FATF Remains Concerned With Terrorist Financing From Iran
The intergovernmental Financial Action Task Force (FATF), which monitors money laundering and terrorism financing worldwide, decided in late June to keep Iran on its blacklist of high-risk countries,
Iran under the rule of mullahs is still considered a Non-Cooperative Country or Territory.
The Financial Action Task Force (FATF) is the global standard setting body for anti-money laundering and combating the financing of terrorism (AML/CFT).
In order to protect the international financial system from money laundering and financing of terrorism (ML/FT) risks and to encourage greater compliance with the AML/CFT standards, the FATF identified jurisdictions that have strategic deficiencies and works with them to address those deficiencies that pose a risk to the international financial system.
Being on the Non-Cooperative Country or Territory (NCCT) list means Iran regime is only able to engage in business transactions with a limited number of small banks in few countries that "demand exorbitant costs to cover their risks, which will directly impact exports and imports".

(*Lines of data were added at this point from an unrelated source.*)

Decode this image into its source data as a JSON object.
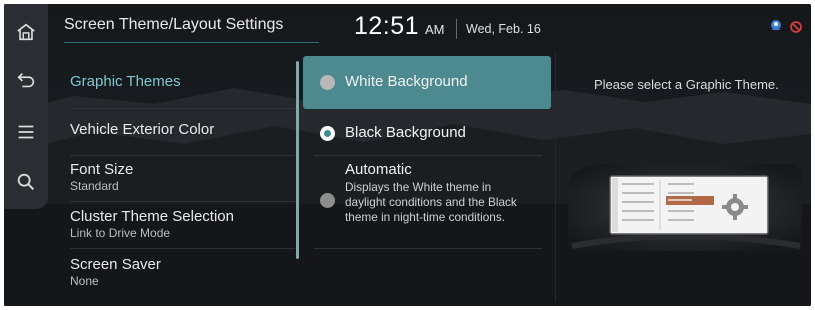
{
  "header": {
    "title": "Screen Theme/Layout Settings",
    "time": "12:51",
    "ampm": "AM",
    "date": "Wed, Feb. 16"
  },
  "rail": {
    "items": [
      {
        "icon": "home-icon"
      },
      {
        "icon": "back-icon"
      },
      {
        "icon": "menu-icon"
      },
      {
        "icon": "search-icon"
      }
    ]
  },
  "menu": {
    "items": [
      {
        "label": "Graphic Themes",
        "sub": ""
      },
      {
        "label": "Vehicle Exterior Color",
        "sub": ""
      },
      {
        "label": "Font Size",
        "sub": "Standard"
      },
      {
        "label": "Cluster Theme Selection",
        "sub": "Link to Drive Mode"
      },
      {
        "label": "Screen Saver",
        "sub": "None"
      }
    ]
  },
  "options": {
    "items": [
      {
        "label": "White Background",
        "desc": ""
      },
      {
        "label": "Black Background",
        "desc": ""
      },
      {
        "label": "Automatic",
        "desc": "Displays the White theme in daylight conditions and the Black theme in night-time conditions."
      }
    ],
    "checked_index": 1
  },
  "info": {
    "prompt": "Please select a Graphic Theme."
  },
  "colors": {
    "accent": "#4c8a90",
    "active_text": "#7fc7cf",
    "background": "#111417"
  }
}
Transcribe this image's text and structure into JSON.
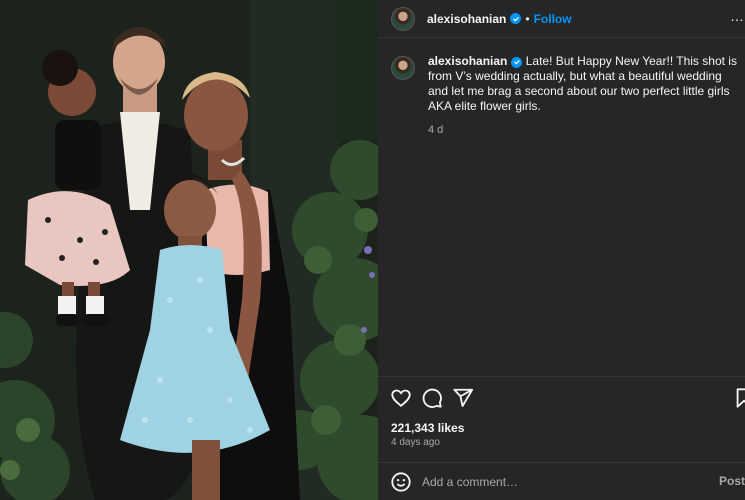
{
  "post": {
    "author": {
      "username": "alexisohanian",
      "verified": true,
      "avatar_icon": "profile-avatar"
    },
    "follow_label": "Follow",
    "separator": "•",
    "more_label": "…",
    "caption": {
      "text": "Late! But Happy New Year!! This shot is from V’s wedding actually, but what a beautiful wedding and let me brag a second about our two perfect little girls AKA elite flower girls.",
      "time": "4 d"
    },
    "likes": "221,343 likes",
    "date": "4 days ago",
    "comment": {
      "placeholder": "Add a comment…",
      "post_label": "Post"
    },
    "icons": [
      "heart-icon",
      "comment-icon",
      "share-icon",
      "bookmark-icon",
      "emoji-icon",
      "verified-badge-icon",
      "more-options-icon"
    ],
    "colors": {
      "accent": "#0095f6",
      "panel": "#262626",
      "text": "#f5f5f5",
      "muted": "#a8a8a8"
    }
  }
}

A public statement published on 24 February 2017 on the FATF website stated: “In June 2016, the FATF welcomed Iran’s adoption of, and high-level political commitment to, an Action Plan to address its strategic AML/CFT deficiencies, and its decision to seek technical assistance in the implementation of the Action Plan. Accordingly, in June 2016, the FATF suspended counter-measures for twelve months in order to monitor Iran’s progress in implementing the Action Plan. If the FATF determines that Iran has not demonstrated sufficient progress in implementing the Action Plan at the end of that period, FATF’s call for counter-measures will be re-imposed. If Iran meets its commitments under the Action Plan in that time period, the FATF will consider next steps in this regard.”
“Iran will remain on the FATF Public Statement until the full Action Plan has been completed. Until Iran implements the measures required to address the deficiencies identified in the Action Plan, the FATF will remain concerned with the terrorist financing risk emanating from Iran and the threat this poses to the international financial system.”
“The FATF, therefore, calls on its members and urges all jurisdictions to continue to advise their financial institutions to apply enhanced due diligence to business relationships and transactions with natural and legal persons from Iran, consistent with FATF Recommendation 19. The FATF urges Iran to fully address its AML/CFT deficiencies, in particular those related to terrorist financing.”